───── Records provided

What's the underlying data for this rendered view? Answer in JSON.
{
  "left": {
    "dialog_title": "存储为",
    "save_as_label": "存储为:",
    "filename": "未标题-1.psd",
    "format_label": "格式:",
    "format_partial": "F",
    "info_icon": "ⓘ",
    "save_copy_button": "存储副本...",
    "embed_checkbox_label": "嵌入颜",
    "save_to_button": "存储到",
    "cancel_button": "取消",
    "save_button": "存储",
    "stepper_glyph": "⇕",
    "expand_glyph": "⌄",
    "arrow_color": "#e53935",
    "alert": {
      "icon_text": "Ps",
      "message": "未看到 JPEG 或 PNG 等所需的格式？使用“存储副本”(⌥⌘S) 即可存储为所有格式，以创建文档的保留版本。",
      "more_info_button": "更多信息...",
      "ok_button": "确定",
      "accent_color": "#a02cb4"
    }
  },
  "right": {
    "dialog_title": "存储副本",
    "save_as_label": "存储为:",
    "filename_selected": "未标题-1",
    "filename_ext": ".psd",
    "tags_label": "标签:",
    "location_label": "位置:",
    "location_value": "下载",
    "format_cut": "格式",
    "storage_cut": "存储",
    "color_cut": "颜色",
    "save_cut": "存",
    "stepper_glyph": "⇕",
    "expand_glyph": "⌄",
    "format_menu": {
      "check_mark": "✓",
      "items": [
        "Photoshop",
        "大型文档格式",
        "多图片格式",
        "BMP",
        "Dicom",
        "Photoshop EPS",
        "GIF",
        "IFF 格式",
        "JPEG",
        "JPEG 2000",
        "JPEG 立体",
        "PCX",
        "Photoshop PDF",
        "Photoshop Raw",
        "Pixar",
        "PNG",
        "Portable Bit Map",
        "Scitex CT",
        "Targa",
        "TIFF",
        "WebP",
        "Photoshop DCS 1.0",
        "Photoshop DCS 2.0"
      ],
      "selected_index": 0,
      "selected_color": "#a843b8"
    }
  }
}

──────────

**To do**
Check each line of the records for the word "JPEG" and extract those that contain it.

**Worked solution**
      "message": "未看到 JPEG 或 PNG 等所需的格式？使用“存储副本”(⌥⌘S) 即可存储为所有格式，以创建文档的保留版本。",
        "JPEG",
        "JPEG 2000",
        "JPEG 立体",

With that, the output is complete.